by Chantal and Jeremy Sicile-Kira
If you have an adult who is high functioning ID (Intellectually Delayed), this book will be indispensable to you. If your adult is high functioning autism, this may be your new bible. As the title states, it is a book about issues for those with Autism. Most apply to all people with special needs. It is first and foremost a reference book. Each chapter ends with many references for books and websites. Patrick is not high functioning. I still found a lot of resources useful for him. Additionally, I was reminded of a few ideas I had previously for Patrick and had forgotten in the business of day to day. I’ll share them with you.
I’m going to refer to the Sicile-Kiras as Jeremy and Chantal because after reading what they share in their stories I feel like they are friends.
Each chapter is filled with information and very personal stories from Chantal and Jeremy. Intertwined is heartfelt commentary from her son, Jeremy, on most of the issues. The book addresses many issues, education, employment, relationships, community, living arrangements. She gives suggestions for each topic. Jeremy gives 10 helpful tips on each issue at the end of the chapter. Some are unrealistic from my perspective others are astute. For Fostering Life Skills he says “Teach your child to self regulate. My brain having autism gets me in situations where I can’t think. The very best thing that helps me self regulate is the freedom to pick my goals and work on them.” Chantal closes each chapter with references, books, organizations and websites.
Jeremy understands that he needs a team of people (he calls “Team Jeremy”) to support him through life. He speaks using the (RPM) Rapid Prompting Method facilitated by an iPad and aid. With the support of his team, headed by his mother, renown Autism specialist Chantal Sicile-Kiras, he graduated from high school and passed the California exit exam. His goals in life is to go to college, get a job, get married and own a house. Chantal is trying to help him get there.
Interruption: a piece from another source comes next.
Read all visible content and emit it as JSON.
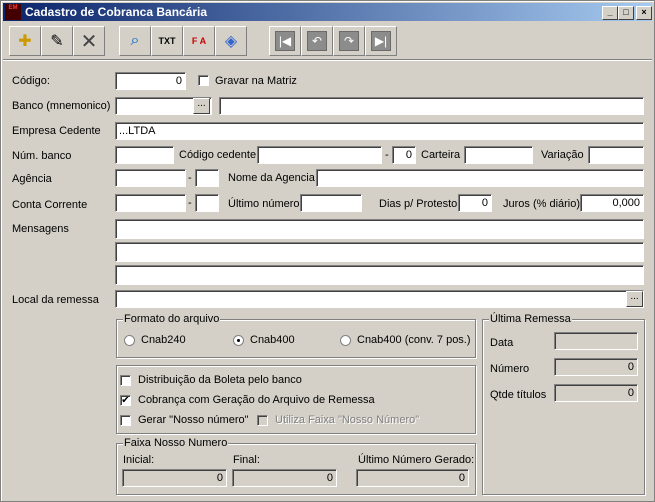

Bottom line for our adults is COMMUNICATION. It’s there in every chapter, in every issue, regardless of our adults diagnosis. That’s the scary part, right? They could do a lot of things if they had a full time interpreter. Jeremy frequently thanks his mother in the book for being such a good advocate for him.
Chantal is a huge advocate of self employment. Given the labor market and the abilities of our adults, finding a job is difficult. With the internet there are many ways you can have your adult in a business. Jeremy started writing. He co wrote this book, didn’t he. Keen way to be self employed! Remember if you hire an aid to asist your adult in his entrepreneurship, the upstart organization can pay the salary of the staff. Of course you have to make enough money for that. It’s a great ideal. One I had put aside and might readdress for Patrick.
If your adult has difficulting communication verbally and you are interested in a communication board, a light writer or IPAD, it is possible the MEDICARE will sometimes provide one for them. The link to that is medicare funding.
In order to make our adults dreams come true requires support, which is often not forthcoming from the Regional Center or other state agencies. She describes some experiences with the Regional Center and also with Disabled Student’s Programs and Services at the community colleges in San Diego. They live in San Diego so many of the references she gives are local.
The book is written from the perspective of one who has the expertise and resources to provide an ideal lifestyle for her child who requires around the clock assistance, often with multiple caregivers. Her son has multiple physical issues in addition to being autistic, like most of our adults. She has wonderful ideas that you might be able to incorporate into your adults life. For the references she provides alone the book is worth its price. If you are interested in purchasing the book go here.
Photo taken from google images courtesy of www.autismcollege.com